__Description of the task__.
In the records, find each line where "Graphic" occurs, and copy it.

__The records__.

------------------------

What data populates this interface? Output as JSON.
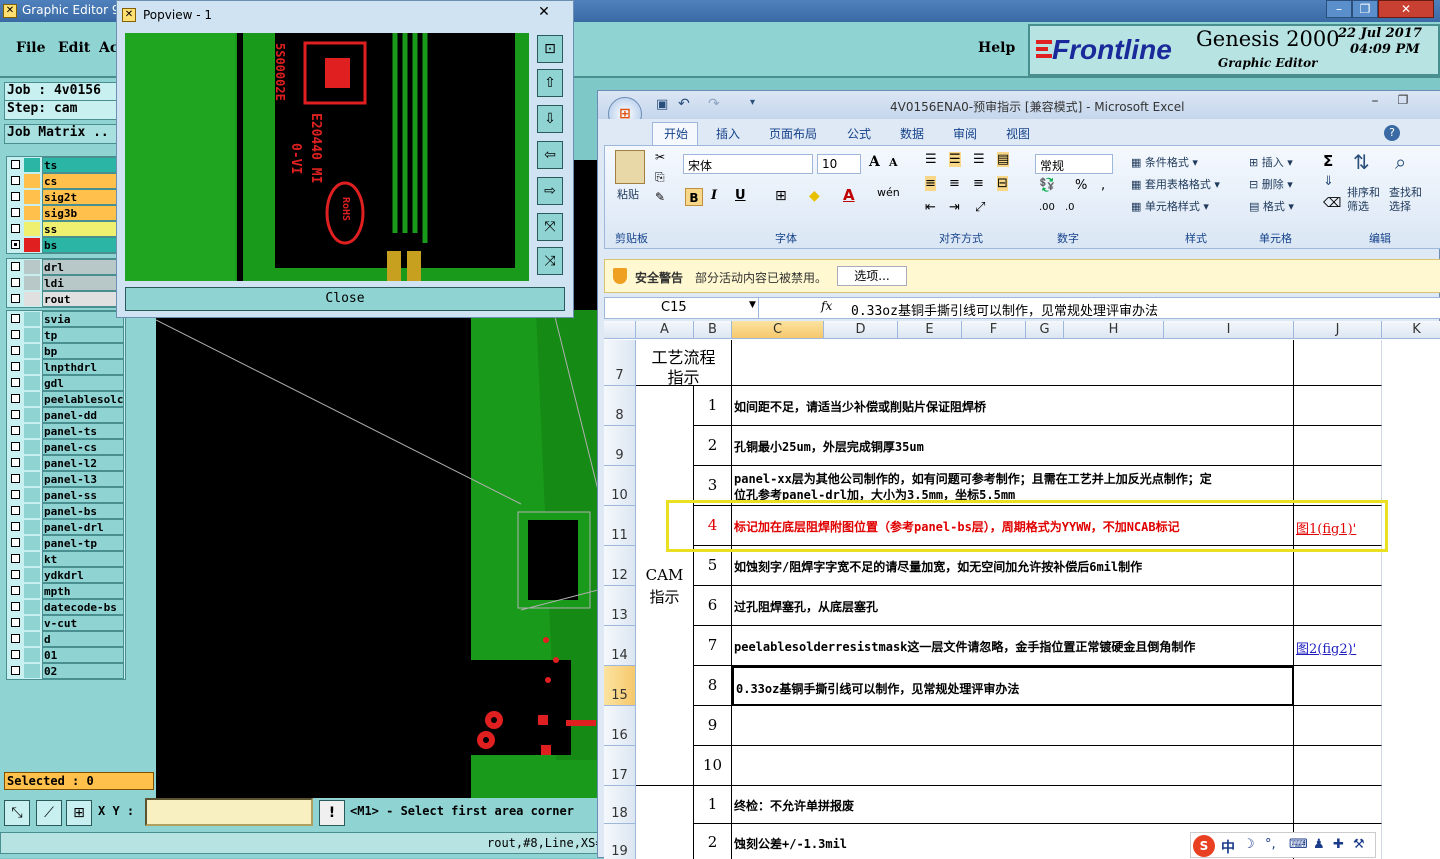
{
  "genesis": {
    "window_title": "Graphic Editor 9",
    "menu": {
      "file": "File",
      "edit": "Edit",
      "actions": "Ac",
      "help": "Help"
    },
    "brand": {
      "logo": "Frontline",
      "product": "Genesis 2000",
      "subtitle": "Graphic Editor",
      "date": "22 Jul 2017",
      "time": "04:09 PM"
    },
    "job": "Job : 4v0156",
    "step": "Step: cam",
    "job_matrix": "Job Matrix ..",
    "layer_groups": [
      [
        {
          "name": "ts",
          "bg": "#2ab5a5",
          "color": "#2ab5a5",
          "checked": false
        },
        {
          "name": "cs",
          "bg": "#ffc04c",
          "color": "#ffc04c",
          "checked": false
        },
        {
          "name": "sig2t",
          "bg": "#ffc04c",
          "color": "#ffc04c",
          "checked": false
        },
        {
          "name": "sig3b",
          "bg": "#ffc04c",
          "color": "#ffc04c",
          "checked": false
        },
        {
          "name": "ss",
          "bg": "#f0f070",
          "color": "#f0f070",
          "checked": false
        },
        {
          "name": "bs",
          "bg": "#2ab5a5",
          "color": "#e02020",
          "checked": true
        }
      ],
      [
        {
          "name": "drl",
          "bg": "#b8c8c8",
          "color": "#b8c8c8",
          "checked": false
        },
        {
          "name": "ldi",
          "bg": "#b8c8c8",
          "color": "#b8c8c8",
          "checked": false
        },
        {
          "name": "rout",
          "bg": "#e0e0e0",
          "color": "#e0e0e0",
          "checked": false
        }
      ],
      [
        {
          "name": "svia",
          "bg": "#8fd3d3",
          "color": "#8fd3d3",
          "checked": false
        },
        {
          "name": "tp",
          "bg": "#8fd3d3",
          "color": "#8fd3d3",
          "checked": false
        },
        {
          "name": "bp",
          "bg": "#8fd3d3",
          "color": "#8fd3d3",
          "checked": false
        },
        {
          "name": "lnpthdrl",
          "bg": "#8fd3d3",
          "color": "#8fd3d3",
          "checked": false
        },
        {
          "name": "gdl",
          "bg": "#8fd3d3",
          "color": "#8fd3d3",
          "checked": false
        },
        {
          "name": "peelablesolc",
          "bg": "#8fd3d3",
          "color": "#8fd3d3",
          "checked": false
        },
        {
          "name": "panel-dd",
          "bg": "#8fd3d3",
          "color": "#8fd3d3",
          "checked": false
        },
        {
          "name": "panel-ts",
          "bg": "#8fd3d3",
          "color": "#8fd3d3",
          "checked": false
        },
        {
          "name": "panel-cs",
          "bg": "#8fd3d3",
          "color": "#8fd3d3",
          "checked": false
        },
        {
          "name": "panel-l2",
          "bg": "#8fd3d3",
          "color": "#8fd3d3",
          "checked": false
        },
        {
          "name": "panel-l3",
          "bg": "#8fd3d3",
          "color": "#8fd3d3",
          "checked": false
        },
        {
          "name": "panel-ss",
          "bg": "#8fd3d3",
          "color": "#8fd3d3",
          "checked": false
        },
        {
          "name": "panel-bs",
          "bg": "#8fd3d3",
          "color": "#8fd3d3",
          "checked": false
        },
        {
          "name": "panel-drl",
          "bg": "#8fd3d3",
          "color": "#8fd3d3",
          "checked": false
        },
        {
          "name": "panel-tp",
          "bg": "#8fd3d3",
          "color": "#8fd3d3",
          "checked": false
        },
        {
          "name": "kt",
          "bg": "#8fd3d3",
          "color": "#8fd3d3",
          "checked": false
        },
        {
          "name": "ydkdrl",
          "bg": "#8fd3d3",
          "color": "#8fd3d3",
          "checked": false
        },
        {
          "name": "mpth",
          "bg": "#8fd3d3",
          "color": "#8fd3d3",
          "checked": false
        },
        {
          "name": "datecode-bs",
          "bg": "#8fd3d3",
          "color": "#8fd3d3",
          "checked": false
        },
        {
          "name": "v-cut",
          "bg": "#8fd3d3",
          "color": "#8fd3d3",
          "checked": false
        },
        {
          "name": "d",
          "bg": "#8fd3d3",
          "color": "#8fd3d3",
          "checked": false
        },
        {
          "name": "01",
          "bg": "#8fd3d3",
          "color": "#8fd3d3",
          "checked": false
        },
        {
          "name": "02",
          "bg": "#8fd3d3",
          "color": "#8fd3d3",
          "checked": false
        }
      ]
    ],
    "selected": "Selected : 0",
    "xy_label": "X Y :",
    "xy_value": "",
    "prompt": "<M1> - Select first area corner",
    "status": "rout,#8,Line,XS="
  },
  "popview": {
    "title": "Popview - 1",
    "close": "Close",
    "board_text": {
      "part": "E20440 MI",
      "code": "0-VI",
      "serial": "5S00002E",
      "rohs": "RoHS"
    }
  },
  "excel": {
    "title": "4V0156ENA0-预审指示 [兼容模式] - Microsoft Excel",
    "tabs": [
      "开始",
      "插入",
      "页面布局",
      "公式",
      "数据",
      "审阅",
      "视图"
    ],
    "ribbon": {
      "paste": "粘贴",
      "clipboard": "剪贴板",
      "font_name": "宋体",
      "font_size": "10",
      "font": "字体",
      "alignment": "对齐方式",
      "number_format": "常规",
      "number": "数字",
      "cond_format": "条件格式",
      "table_format": "套用表格格式",
      "cell_style": "单元格样式",
      "styles": "样式",
      "insert": "插入",
      "delete": "删除",
      "format": "格式",
      "cells": "单元格",
      "sort_filter": "排序和筛选",
      "find_select": "查找和选择",
      "editing": "编辑"
    },
    "security": {
      "label": "安全警告",
      "message": "部分活动内容已被禁用。",
      "button": "选项..."
    },
    "formula_bar": {
      "name_box": "C15",
      "fx": "fx",
      "content": "0.33oz基铜手撕引线可以制作，见常规处理评审办法"
    },
    "columns": [
      "A",
      "B",
      "C",
      "D",
      "E",
      "F",
      "G",
      "H",
      "I",
      "J",
      "K"
    ],
    "rows": [
      {
        "n": "7",
        "num": "",
        "text": "",
        "link": ""
      },
      {
        "n": "8",
        "num": "1",
        "text": "如间距不足，请适当少补偿或削贴片保证阻焊桥",
        "link": ""
      },
      {
        "n": "9",
        "num": "2",
        "text": "孔铜最小25um，外层完成铜厚35um",
        "link": ""
      },
      {
        "n": "10",
        "num": "3",
        "text": "panel-xx层为其他公司制作的，如有问题可参考制作；且需在工艺并上加反光点制作；定",
        "text2": "位孔参考panel-drl加，大小为3.5mm，坐标5.5mm",
        "link": ""
      },
      {
        "n": "11",
        "num": "4",
        "text": "标记加在底层阻焊附图位置（参考panel-bs层），周期格式为YYWW，不加NCAB标记",
        "link": "图1(fig1)'"
      },
      {
        "n": "12",
        "num": "5",
        "text": "如蚀刻字/阻焊字字宽不足的请尽量加宽，如无空间加允许按补偿后6mil制作",
        "link": ""
      },
      {
        "n": "13",
        "num": "6",
        "text": "过孔阻焊塞孔，从底层塞孔",
        "link": ""
      },
      {
        "n": "14",
        "num": "7",
        "text": "peelablesolderresistmask这一层文件请忽略，金手指位置正常镀硬金且倒角制作",
        "link": "图2(fig2)'"
      },
      {
        "n": "15",
        "num": "8",
        "text": "0.33oz基铜手撕引线可以制作，见常规处理评审办法",
        "link": ""
      },
      {
        "n": "16",
        "num": "9",
        "text": "",
        "link": ""
      },
      {
        "n": "17",
        "num": "10",
        "text": "",
        "link": ""
      },
      {
        "n": "18",
        "num": "1",
        "text": "终检：不允许单拼报废",
        "link": ""
      },
      {
        "n": "19",
        "num": "2",
        "text": "蚀刻公差+/-1.3mil",
        "link": ""
      }
    ],
    "section_header": "工艺流程指示",
    "section_header_l1": "工艺流程",
    "section_header_l2": "指示",
    "cam_l1": "CAM",
    "cam_l2": "指示",
    "ime": "中"
  },
  "colors": {
    "highlight": "#e8e020",
    "red_text": "#e00000",
    "link": "#2020c0",
    "pcb_green": "#1a9a1a"
  }
}
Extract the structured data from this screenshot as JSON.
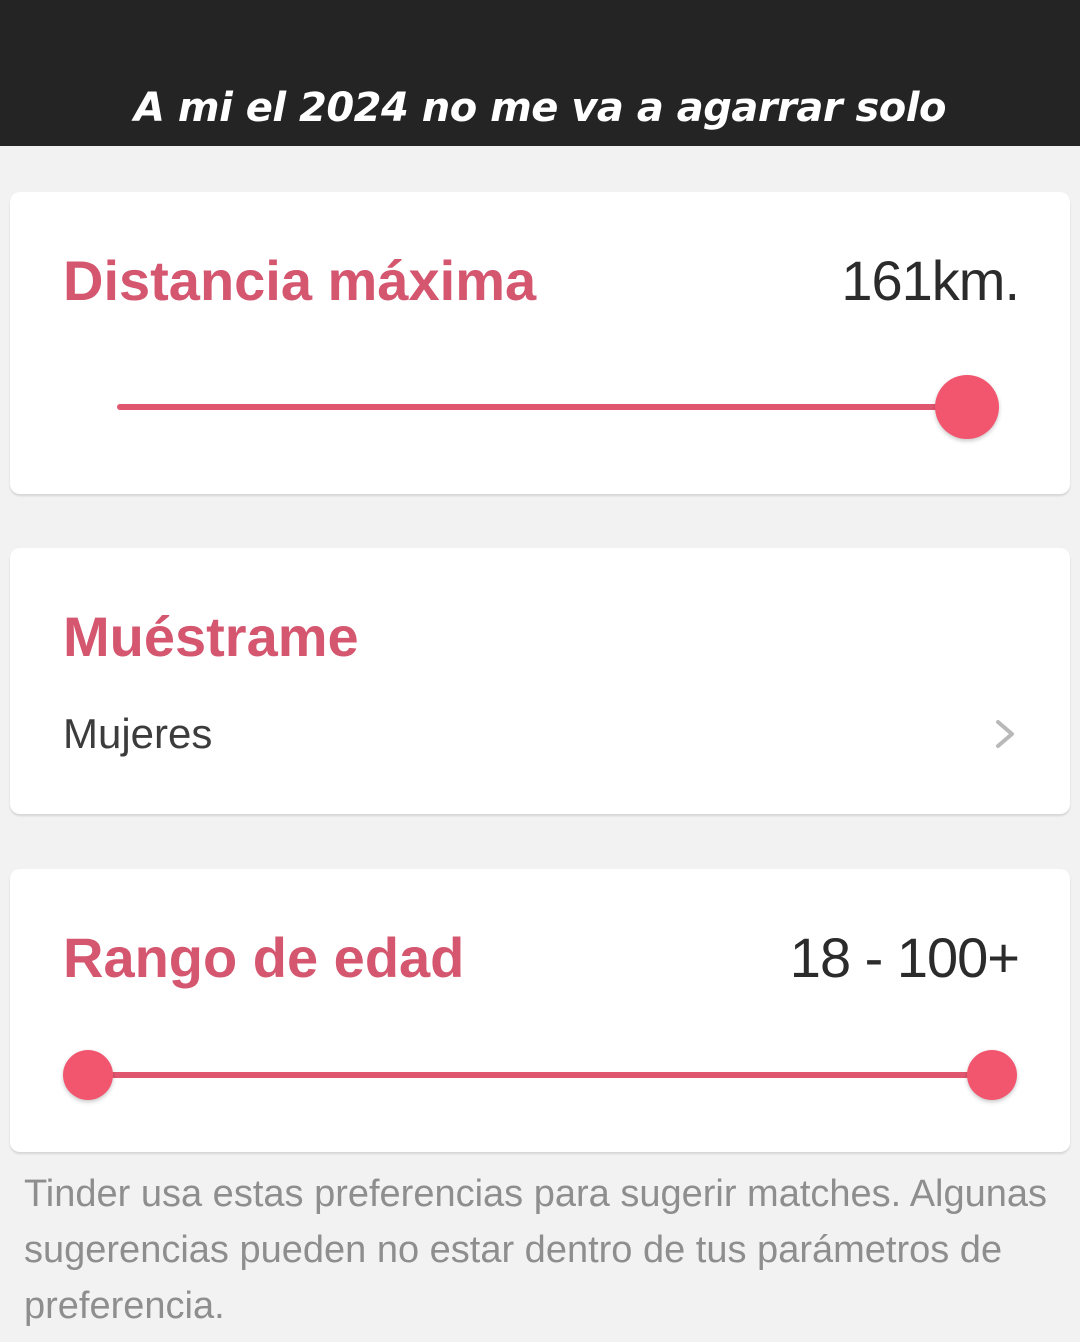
{
  "caption": "A mi el 2024 no me va a agarrar solo",
  "distance": {
    "title": "Distancia máxima",
    "value": "161km.",
    "slider_fraction": 1.0
  },
  "show_me": {
    "title": "Muéstrame",
    "value": "Mujeres",
    "chevron_icon": "chevron-right-icon"
  },
  "age_range": {
    "title": "Rango de edad",
    "value": "18 - 100+",
    "slider_min_fraction": 0.0,
    "slider_max_fraction": 1.0
  },
  "footer_text": "Tinder usa estas preferencias para sugerir matches. Algunas sugerencias pueden no estar dentro de tus parámetros de preferencia.",
  "colors": {
    "accent": "#f2566f",
    "title": "#d4566f",
    "caption_bar": "#242424"
  }
}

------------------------

__Response box__.
    "window_title": "Graphic Editor 9",
      "subtitle": "Graphic Editor",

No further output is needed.